The tempo, targeting and geographical extent of the terrorist threat in Kenya point to the prospect of further attacks (including abductions) in the short to medium term in spite of considerable counter-terrorism efforts by Kenya and the international community.
Two explosions killed at least 12 people and injured upwards of 100 in the Gikomba Market area of Nairobi on 16th May. This occurred concurrently with the precautionary withdrawal by a number of tour operators of their clients after a UK Foreign Office warning against all but essential travel to Mombasa.
On 3rd May, four people were killed in a grenade attack on a bus at the Mwemebe Tayari terminal in Mombasa followed by the explosion of a small IED near to the Reef Hotel on Nyali beach which caused no casualties and little damage. On the 4th May three people lost their lives as a result of explosions on two buses travelling on the Thika Highway outside Nairobi.

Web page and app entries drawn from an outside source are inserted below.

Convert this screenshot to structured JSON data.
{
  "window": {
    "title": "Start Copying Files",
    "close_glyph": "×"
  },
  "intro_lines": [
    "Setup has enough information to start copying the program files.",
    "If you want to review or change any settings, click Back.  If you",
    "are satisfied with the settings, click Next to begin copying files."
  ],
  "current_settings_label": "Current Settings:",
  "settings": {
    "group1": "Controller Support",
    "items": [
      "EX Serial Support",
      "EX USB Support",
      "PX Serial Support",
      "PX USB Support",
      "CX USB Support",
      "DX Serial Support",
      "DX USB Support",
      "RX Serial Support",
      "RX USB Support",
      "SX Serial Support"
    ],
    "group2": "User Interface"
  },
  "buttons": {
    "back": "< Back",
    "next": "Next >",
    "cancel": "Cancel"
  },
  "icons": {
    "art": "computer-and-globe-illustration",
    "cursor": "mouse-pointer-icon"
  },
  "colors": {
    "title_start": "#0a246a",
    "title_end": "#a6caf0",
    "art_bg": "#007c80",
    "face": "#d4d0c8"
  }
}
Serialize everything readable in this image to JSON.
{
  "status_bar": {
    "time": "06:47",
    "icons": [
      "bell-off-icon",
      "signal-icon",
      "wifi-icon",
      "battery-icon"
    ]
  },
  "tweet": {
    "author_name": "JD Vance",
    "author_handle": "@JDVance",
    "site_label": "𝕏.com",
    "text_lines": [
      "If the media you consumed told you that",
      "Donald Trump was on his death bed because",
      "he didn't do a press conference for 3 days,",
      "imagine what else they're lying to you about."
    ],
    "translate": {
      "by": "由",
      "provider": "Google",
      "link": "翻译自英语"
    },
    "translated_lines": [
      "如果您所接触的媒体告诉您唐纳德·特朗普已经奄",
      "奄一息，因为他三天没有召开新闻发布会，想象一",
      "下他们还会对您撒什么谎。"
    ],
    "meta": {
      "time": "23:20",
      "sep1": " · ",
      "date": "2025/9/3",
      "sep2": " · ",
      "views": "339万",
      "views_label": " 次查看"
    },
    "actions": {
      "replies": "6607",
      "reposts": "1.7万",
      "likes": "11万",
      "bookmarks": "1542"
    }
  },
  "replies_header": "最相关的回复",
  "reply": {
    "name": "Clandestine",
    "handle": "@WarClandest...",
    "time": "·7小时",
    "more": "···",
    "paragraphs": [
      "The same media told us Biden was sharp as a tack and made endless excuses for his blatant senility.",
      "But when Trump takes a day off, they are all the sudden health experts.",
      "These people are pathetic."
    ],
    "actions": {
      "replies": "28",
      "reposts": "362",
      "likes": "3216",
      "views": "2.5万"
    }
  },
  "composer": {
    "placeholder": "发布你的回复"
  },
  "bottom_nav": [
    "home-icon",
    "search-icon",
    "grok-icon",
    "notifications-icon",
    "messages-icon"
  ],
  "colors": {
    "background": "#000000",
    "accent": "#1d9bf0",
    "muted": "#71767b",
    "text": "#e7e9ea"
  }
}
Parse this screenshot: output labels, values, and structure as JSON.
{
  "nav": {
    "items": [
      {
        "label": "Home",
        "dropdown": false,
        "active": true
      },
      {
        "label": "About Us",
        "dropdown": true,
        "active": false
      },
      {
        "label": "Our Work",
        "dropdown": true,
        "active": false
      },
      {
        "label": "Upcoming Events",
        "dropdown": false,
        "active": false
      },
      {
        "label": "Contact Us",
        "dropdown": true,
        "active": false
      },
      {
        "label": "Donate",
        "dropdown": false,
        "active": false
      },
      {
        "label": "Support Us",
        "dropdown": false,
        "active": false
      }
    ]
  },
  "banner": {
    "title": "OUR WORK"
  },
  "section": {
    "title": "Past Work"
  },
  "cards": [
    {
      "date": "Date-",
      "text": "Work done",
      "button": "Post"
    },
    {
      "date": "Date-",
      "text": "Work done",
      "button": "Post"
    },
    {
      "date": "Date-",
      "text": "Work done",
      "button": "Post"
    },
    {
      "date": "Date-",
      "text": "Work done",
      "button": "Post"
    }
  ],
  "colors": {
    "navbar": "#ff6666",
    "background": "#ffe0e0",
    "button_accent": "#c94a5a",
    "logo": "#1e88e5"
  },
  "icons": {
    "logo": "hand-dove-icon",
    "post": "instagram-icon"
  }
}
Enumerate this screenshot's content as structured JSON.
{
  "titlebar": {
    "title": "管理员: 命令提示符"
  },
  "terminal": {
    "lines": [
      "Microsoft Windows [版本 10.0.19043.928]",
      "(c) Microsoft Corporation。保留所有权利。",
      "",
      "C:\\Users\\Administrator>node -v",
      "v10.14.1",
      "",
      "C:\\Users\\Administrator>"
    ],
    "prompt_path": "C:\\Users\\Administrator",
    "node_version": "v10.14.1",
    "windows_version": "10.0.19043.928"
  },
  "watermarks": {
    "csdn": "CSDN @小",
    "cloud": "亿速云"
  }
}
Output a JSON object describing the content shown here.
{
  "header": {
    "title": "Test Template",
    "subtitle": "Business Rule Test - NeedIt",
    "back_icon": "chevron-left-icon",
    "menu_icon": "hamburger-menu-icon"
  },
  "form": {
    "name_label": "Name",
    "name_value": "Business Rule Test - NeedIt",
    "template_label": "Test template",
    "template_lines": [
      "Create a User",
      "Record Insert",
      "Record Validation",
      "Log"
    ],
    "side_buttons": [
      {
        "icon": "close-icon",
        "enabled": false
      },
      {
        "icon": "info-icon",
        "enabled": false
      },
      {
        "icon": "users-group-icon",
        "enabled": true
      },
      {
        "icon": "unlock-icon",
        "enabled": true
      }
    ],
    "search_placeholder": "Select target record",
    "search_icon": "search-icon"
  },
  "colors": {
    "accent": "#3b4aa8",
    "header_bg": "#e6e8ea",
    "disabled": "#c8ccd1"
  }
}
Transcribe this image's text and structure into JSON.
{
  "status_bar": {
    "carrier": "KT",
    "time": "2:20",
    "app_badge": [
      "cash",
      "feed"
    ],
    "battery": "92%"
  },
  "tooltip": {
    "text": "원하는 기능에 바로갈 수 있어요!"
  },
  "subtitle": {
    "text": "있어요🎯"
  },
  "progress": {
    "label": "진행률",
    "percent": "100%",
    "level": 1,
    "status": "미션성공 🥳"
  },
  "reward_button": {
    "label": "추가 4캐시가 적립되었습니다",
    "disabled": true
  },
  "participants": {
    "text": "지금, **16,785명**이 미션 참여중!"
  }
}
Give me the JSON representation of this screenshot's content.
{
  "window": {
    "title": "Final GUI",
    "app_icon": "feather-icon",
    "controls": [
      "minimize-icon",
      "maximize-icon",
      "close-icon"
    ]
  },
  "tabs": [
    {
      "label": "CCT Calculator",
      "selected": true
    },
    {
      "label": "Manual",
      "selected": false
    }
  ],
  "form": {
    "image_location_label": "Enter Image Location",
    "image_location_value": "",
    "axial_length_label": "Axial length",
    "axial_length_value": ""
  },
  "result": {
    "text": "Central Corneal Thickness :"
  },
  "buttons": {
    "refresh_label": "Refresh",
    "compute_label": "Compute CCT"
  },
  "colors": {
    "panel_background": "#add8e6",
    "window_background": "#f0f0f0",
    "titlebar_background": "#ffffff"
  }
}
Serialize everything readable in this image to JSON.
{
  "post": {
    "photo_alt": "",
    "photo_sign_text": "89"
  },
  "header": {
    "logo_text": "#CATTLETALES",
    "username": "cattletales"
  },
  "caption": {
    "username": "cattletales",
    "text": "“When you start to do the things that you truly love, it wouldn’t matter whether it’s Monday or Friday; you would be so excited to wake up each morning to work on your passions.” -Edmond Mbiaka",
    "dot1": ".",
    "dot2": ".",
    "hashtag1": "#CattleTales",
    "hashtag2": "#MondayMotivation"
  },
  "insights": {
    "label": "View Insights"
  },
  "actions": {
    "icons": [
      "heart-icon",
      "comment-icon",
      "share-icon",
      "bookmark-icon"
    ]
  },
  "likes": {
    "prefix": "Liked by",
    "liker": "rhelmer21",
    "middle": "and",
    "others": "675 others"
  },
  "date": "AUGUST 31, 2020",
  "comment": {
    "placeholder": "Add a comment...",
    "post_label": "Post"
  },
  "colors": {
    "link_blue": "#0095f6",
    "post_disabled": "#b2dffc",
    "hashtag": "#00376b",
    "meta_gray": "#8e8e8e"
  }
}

Police intercepted a vehicle in Changamwe, Mombasa on 17 March containing two improvised explosive devices (IEDs). It has been reported reported that the devices would have been capable of bringing down a 10-storey building. Local reports suggest that the target may have been a significant government structure such as the bridge linking Mombasa to the mainland or a major tourist congregation area.
The perpetrators of the incidents last Friday are unconfirmed. Given the relative lack of sophistication of the devices, attention is being turned towards the local group the Muslim Youth Centre (also known as al-Hijra). Believed to be responsible for the suicide car bombing at a police station in Nairobi’s Pangani area last month, they may have received support from members of al-Shabab in their efforts to create client terrorist groups among Kenyan Muslims.
According to a source at Terra Firma Risk Management, recent warnings and attacks (including the Westgate attack) bring into relief the complex relationships between al -Qa’ida, al-Shabab and other regional Islamist groups. In other words, regional powers and the West may now have a bigger problem on their hands than simply the political and, military defeat of al-Shabab.
This theory is to a significant extent borne out by Kenyan Intelligence reports covering the last three years that indicate a number of thwarted attacks being planned by others sanctioned by al-Qa’ida, (e.g. Al- Muhajirin) or as independents in similar cause.
Al- Shabab’s aggression in Kenya and the region is likely to intensify in response to certain Kenyan politicians’ calls for a withdrawal from Somalia. Attacks on locals or tourists will be fuelled by an increasing resentment of the mass arrests and the perceived targeting of Somali refugees and the Muslim population in general by the security forces. It is likely that Kenya will see a further deterioration in the security threat level before intelligence and security forces stabilise the situation.
The UK Foreign Office has extended its recommendation against all but essential travel to include Mombasa island, while the US has bolstered security at their embassy in Nairobi.
Given the sensitivity around the important Kenyan tourist industry, the FCO warning was confirmed at ministerial level. Travellers and those in the country should be aware of the high risk of further attacks in Nairobi, Mombasa, Wajir and Garissa counties, and should avoid crowded urban areas and public transport. There is also a raised risk of attacks against prominent hotels, restaurants and bars frequented by foreign nationals.